With as much attention having been raised in regards to distracted driving over the past several years one would think this top cause of preventable accidents and deaths would be on the decline. Since 2015 vehicle deaths are up 6%, killing over 40,000 people this last year. Unfortunately, it is on the rise. The National Safety Council (NSC) has an entire page devoted to tools, information and statistics dedicated to educate drivers about the severity of this crisis. So what will it take to reprogram our brains to ignore every little beep, buzz and ring from our cell phones? Well, for starters here’s a few of those NSC statistics for some terrifying motivation:
- Drivers talking on handheld or hands free devices don’t see 50% of their surroundings
- 1.6 Million crashes per year are attributed to drivers using their cell phone
- 1 out of every 4 accidents is caused by texting and driving
- Using voice to text is actually more distracting than texting
- 7% of all drivers of cars on the road are on their phone
So why are we seemingly incapable of turning off that need to immediately respond? For many smart phone owners, the answer is addiction. In CNN’s article, “Smartphone Addiction Could be Changing Your Brain” study after study reveals just how addicted many of us are to that digital rectangle in our pockets and purses.
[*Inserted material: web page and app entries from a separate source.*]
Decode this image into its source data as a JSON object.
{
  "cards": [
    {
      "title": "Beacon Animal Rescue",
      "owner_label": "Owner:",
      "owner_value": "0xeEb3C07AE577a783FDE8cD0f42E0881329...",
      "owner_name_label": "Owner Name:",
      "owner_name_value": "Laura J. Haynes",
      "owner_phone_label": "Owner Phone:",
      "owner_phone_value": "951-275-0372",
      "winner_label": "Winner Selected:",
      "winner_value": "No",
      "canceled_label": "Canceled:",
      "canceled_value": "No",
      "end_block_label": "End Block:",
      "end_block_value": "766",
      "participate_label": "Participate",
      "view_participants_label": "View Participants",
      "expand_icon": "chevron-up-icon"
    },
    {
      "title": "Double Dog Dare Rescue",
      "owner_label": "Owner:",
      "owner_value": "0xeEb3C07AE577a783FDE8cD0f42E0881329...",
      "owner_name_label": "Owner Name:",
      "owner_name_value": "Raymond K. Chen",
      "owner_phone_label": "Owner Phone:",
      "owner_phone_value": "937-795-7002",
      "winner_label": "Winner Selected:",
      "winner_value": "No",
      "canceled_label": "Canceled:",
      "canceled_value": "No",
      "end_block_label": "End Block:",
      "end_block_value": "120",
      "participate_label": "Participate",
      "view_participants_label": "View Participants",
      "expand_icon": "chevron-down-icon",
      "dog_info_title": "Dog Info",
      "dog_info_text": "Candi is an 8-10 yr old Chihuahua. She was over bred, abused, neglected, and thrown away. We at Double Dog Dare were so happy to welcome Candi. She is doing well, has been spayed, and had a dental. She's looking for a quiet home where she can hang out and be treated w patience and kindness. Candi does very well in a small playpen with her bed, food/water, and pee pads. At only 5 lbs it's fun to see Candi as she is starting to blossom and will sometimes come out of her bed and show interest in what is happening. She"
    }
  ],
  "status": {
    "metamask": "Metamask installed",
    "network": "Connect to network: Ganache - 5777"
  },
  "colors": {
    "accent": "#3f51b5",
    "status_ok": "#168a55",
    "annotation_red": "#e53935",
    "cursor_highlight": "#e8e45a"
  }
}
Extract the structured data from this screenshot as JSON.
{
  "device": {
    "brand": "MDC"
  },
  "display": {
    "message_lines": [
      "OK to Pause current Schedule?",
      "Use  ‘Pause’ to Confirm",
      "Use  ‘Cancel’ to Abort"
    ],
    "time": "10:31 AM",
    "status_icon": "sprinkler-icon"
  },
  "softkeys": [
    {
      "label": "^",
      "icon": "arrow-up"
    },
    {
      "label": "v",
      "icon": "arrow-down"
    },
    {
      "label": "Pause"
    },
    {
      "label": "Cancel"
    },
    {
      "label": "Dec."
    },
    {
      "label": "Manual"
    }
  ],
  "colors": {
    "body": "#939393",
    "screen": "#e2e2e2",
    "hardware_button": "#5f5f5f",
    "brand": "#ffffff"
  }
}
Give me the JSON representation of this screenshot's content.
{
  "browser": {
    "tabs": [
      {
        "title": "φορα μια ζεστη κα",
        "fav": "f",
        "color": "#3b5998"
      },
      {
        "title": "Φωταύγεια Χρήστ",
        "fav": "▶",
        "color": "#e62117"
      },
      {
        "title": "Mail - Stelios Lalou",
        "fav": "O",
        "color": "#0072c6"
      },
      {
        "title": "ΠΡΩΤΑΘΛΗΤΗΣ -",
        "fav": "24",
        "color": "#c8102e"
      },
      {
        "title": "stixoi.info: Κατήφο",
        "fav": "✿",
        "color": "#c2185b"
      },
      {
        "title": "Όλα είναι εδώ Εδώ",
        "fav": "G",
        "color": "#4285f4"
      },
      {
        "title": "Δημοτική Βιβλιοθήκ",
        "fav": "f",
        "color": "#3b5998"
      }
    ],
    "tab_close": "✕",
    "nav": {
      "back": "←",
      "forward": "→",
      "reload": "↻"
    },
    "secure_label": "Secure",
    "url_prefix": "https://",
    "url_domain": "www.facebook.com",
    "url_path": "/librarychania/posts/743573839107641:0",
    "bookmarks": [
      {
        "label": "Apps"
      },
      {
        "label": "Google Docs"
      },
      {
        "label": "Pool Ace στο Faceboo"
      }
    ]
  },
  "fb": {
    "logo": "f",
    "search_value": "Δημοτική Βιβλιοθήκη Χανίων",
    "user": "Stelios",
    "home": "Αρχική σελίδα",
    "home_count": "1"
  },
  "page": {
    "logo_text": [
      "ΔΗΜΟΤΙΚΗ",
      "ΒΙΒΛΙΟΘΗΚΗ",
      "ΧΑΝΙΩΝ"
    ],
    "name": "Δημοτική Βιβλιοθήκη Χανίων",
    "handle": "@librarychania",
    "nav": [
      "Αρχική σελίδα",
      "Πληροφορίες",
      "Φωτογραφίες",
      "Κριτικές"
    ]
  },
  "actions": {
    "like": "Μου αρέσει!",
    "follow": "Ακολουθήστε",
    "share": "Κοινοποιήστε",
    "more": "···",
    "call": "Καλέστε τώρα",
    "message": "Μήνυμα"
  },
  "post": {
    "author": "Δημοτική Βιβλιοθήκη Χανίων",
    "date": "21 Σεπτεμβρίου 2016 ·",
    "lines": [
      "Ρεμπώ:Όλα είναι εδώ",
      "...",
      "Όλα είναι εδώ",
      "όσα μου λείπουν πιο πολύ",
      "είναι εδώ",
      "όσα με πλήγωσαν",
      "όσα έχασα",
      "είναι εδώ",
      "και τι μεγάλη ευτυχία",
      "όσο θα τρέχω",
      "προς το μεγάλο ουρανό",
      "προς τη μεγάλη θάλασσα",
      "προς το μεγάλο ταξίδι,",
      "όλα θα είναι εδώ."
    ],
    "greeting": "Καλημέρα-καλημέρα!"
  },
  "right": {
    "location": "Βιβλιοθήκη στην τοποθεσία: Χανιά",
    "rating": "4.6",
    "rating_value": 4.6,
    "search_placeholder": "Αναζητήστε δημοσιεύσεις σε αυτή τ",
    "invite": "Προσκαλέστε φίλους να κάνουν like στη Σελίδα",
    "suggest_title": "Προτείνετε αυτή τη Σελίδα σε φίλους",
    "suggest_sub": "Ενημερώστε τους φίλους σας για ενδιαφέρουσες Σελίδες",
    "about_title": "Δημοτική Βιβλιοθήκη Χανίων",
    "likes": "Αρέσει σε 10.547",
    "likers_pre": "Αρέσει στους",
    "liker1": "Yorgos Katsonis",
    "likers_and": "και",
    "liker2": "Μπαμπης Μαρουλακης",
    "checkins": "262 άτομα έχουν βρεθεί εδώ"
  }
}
Per a 2010 Pew Research Study half of American adults send or read texts while driving. For 16 to 17 year olds that number increases to one in three. Even walking while distracted has been blamed for putting the walker at ten times the risk of being injured. Distracted drivers combined with distracted walkers simply can’t have a good outcome.
But wait, the term distracted driving isn’t anything new. We’re simply more distracted than ever before. The hashtag #JustDrive has been created to make the point that the only way to keep ourselves and others safe on the road is to do just that…drive. Lest we forget, our cell phones, texts, calls, and social media updates are only one aspect of the driving behaviors that keep us from being focused on…driving. NSC has several links on information to remind us of all those other preventable causes of accidents still exist such as driving drunk, under the influence of drugs and driving while drowsy, not to mention the simple things that take our eyes off the road just long enough to miss a swerving car or a darting bicyclist. Eating, applying makeup, flipping through a folder, even just changing the radio station are all seemingly benign activities until one day, one second without focus becomes one accident that never should have happened.
We hope that each and every one of you will take this year’s pledge to #JustDrive. Share your commitment to that pledge on social media with the #JustDrive hashtag. Spread a life-saving message!
Blog by: Allison Green